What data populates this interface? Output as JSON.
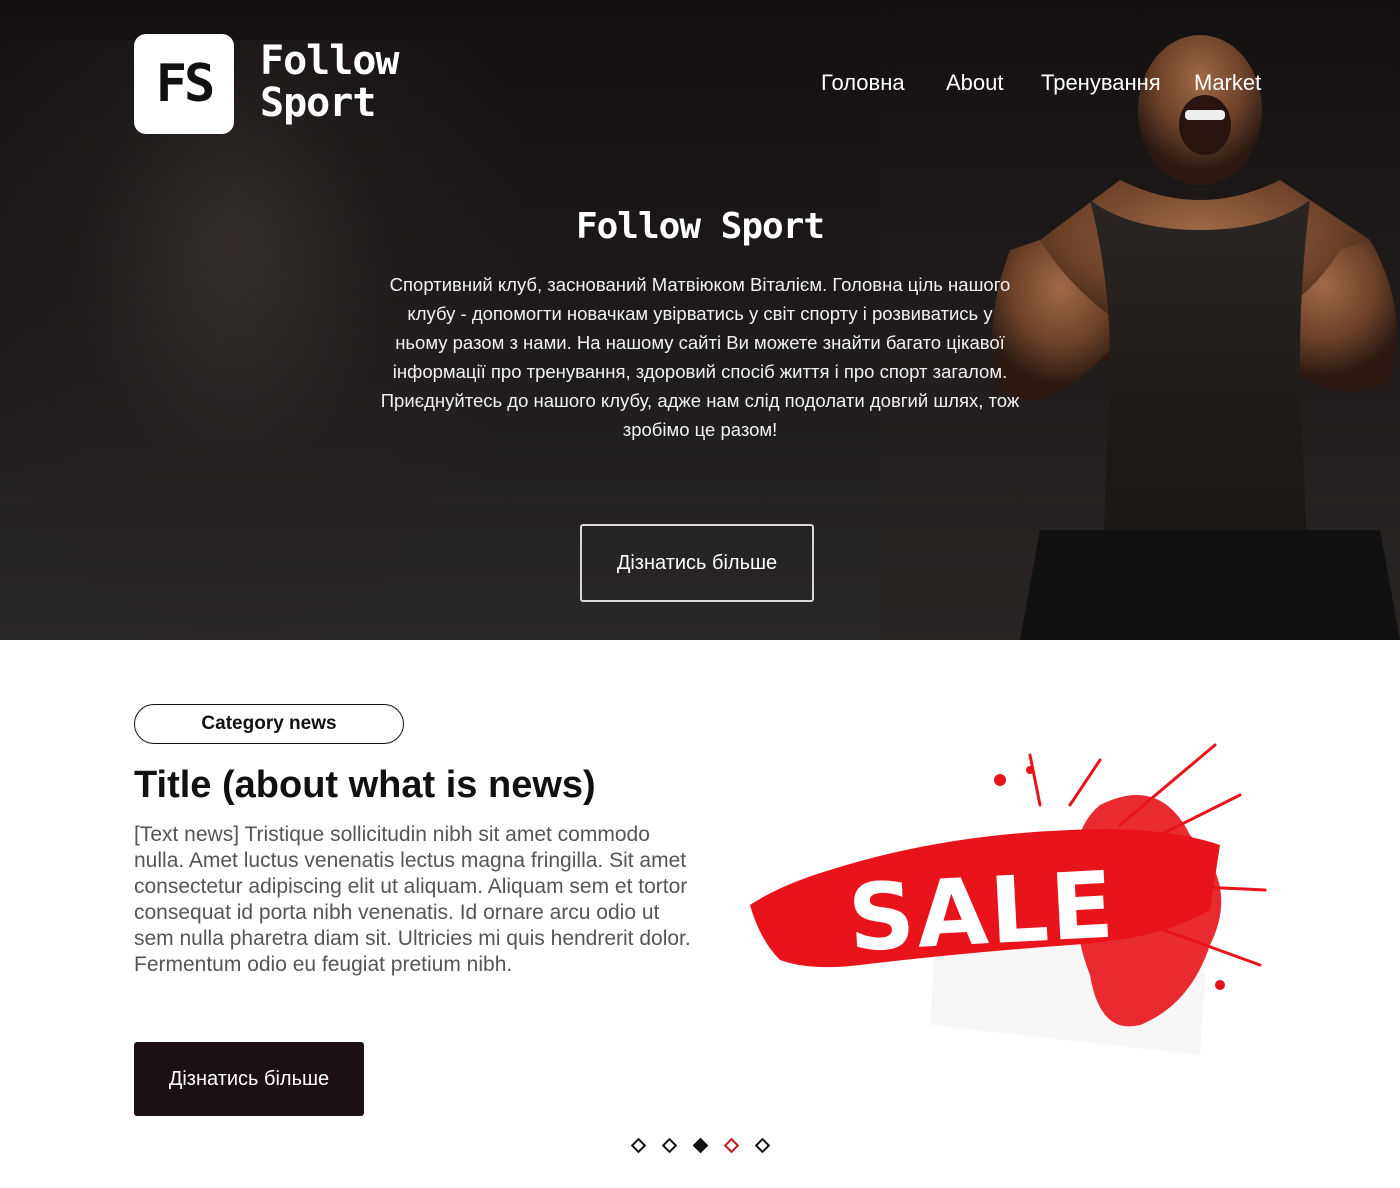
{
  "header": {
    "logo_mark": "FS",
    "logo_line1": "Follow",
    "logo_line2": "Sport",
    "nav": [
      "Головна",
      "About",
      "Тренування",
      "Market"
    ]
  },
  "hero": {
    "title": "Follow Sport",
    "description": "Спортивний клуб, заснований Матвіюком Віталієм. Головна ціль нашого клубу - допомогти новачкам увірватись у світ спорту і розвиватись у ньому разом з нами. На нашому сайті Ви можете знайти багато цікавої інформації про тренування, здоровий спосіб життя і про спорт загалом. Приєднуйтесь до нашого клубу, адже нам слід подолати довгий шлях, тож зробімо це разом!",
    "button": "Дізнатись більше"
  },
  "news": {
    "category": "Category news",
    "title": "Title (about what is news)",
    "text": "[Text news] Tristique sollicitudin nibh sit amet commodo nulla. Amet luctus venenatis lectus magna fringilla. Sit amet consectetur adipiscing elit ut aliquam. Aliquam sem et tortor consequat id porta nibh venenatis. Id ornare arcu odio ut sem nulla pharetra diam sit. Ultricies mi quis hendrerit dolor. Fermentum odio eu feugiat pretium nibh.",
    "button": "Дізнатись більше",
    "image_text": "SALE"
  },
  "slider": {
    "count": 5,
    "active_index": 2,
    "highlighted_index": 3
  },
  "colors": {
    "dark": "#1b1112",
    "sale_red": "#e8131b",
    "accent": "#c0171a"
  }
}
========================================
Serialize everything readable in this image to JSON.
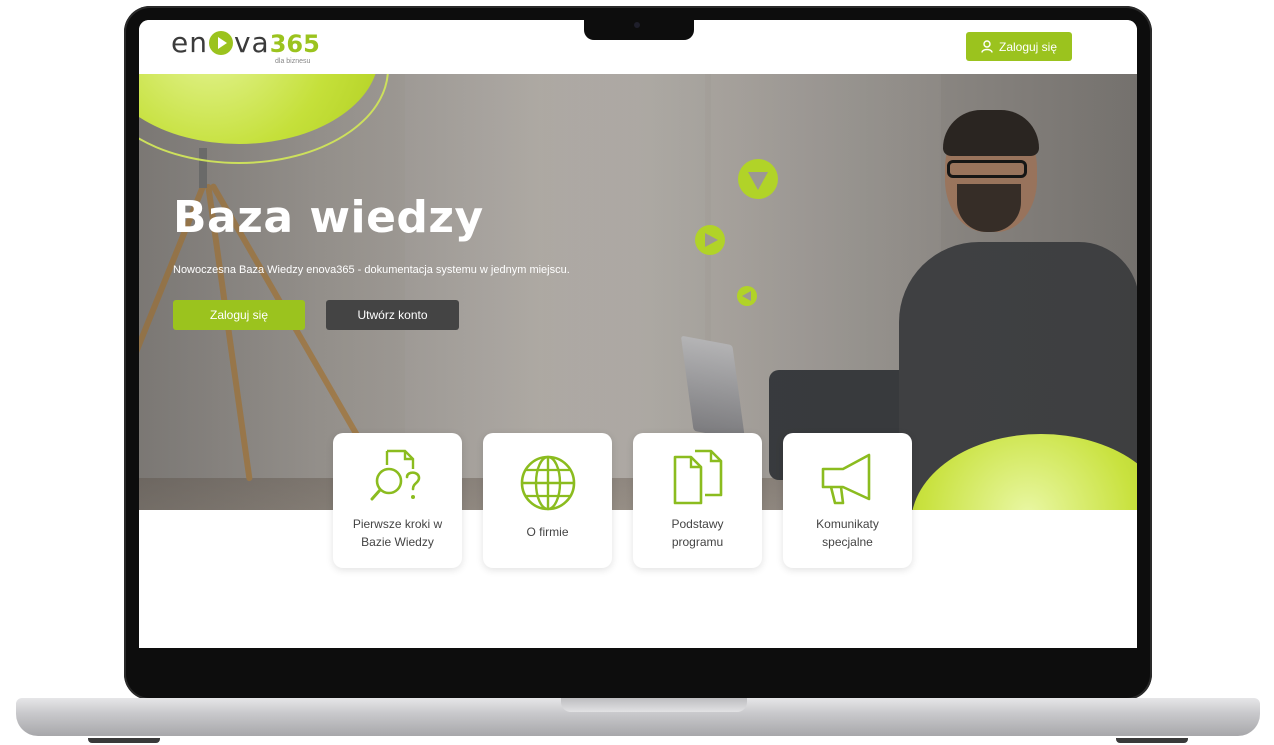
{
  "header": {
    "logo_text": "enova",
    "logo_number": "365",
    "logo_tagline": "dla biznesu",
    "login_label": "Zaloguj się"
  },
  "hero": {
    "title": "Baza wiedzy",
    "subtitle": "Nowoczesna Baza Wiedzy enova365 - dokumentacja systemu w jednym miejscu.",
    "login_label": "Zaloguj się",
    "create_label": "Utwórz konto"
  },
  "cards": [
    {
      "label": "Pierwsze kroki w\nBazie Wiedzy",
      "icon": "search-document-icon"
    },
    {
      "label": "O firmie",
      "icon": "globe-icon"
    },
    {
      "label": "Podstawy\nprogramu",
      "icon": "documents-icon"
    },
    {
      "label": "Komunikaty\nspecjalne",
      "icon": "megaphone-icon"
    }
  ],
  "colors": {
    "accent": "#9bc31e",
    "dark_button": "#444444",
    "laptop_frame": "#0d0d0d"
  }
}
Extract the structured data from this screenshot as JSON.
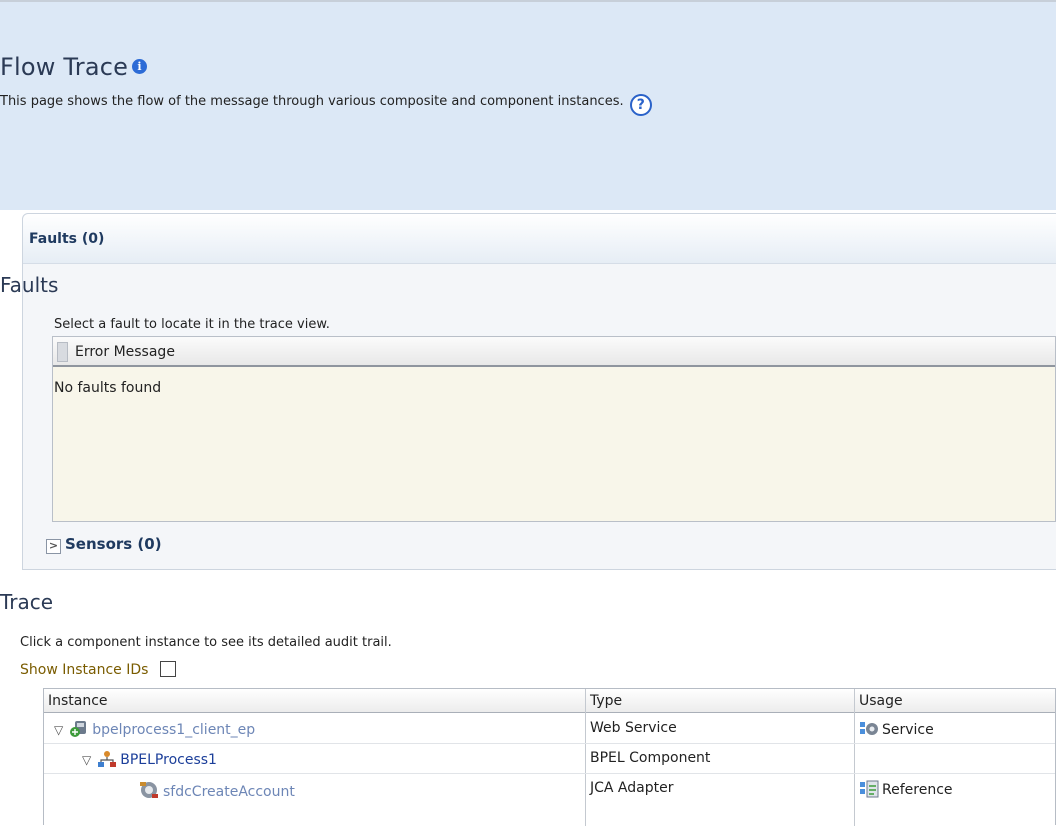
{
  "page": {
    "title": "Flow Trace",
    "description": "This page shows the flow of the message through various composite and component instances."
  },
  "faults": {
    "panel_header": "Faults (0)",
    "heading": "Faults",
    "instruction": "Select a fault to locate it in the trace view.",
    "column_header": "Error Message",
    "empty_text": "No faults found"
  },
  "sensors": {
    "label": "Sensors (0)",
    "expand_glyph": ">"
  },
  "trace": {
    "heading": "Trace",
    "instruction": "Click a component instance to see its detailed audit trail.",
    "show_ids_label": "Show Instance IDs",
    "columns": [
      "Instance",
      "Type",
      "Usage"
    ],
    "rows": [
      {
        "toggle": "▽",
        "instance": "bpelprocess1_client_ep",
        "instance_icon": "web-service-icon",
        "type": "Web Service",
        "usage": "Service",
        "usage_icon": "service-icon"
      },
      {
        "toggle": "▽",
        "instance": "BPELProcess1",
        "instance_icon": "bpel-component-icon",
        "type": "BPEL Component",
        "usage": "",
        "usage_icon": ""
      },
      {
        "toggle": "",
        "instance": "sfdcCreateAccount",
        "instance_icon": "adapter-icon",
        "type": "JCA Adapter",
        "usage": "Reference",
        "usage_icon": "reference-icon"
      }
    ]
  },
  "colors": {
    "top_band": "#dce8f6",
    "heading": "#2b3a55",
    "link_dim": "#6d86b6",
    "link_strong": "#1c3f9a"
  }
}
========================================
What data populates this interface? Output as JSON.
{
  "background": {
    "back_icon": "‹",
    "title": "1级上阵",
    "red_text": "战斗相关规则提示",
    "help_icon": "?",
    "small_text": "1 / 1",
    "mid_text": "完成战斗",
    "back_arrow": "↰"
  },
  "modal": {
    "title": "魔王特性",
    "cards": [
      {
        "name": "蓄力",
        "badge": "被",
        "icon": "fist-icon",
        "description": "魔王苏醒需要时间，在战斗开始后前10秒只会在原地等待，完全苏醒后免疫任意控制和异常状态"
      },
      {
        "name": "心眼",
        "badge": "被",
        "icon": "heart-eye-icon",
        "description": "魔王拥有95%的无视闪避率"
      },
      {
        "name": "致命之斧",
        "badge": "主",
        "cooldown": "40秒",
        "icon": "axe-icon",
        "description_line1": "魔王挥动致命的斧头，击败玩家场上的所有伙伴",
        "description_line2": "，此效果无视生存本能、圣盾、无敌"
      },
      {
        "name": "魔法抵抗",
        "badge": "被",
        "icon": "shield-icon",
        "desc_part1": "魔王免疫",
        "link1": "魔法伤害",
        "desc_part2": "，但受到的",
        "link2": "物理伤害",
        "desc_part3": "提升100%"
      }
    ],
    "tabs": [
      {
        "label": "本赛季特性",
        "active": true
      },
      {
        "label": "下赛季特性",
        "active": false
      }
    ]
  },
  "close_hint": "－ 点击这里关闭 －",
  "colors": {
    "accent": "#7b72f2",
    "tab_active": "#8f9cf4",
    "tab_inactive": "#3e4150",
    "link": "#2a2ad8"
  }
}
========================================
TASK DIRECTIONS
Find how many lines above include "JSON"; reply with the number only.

EXERCISE RESULT
4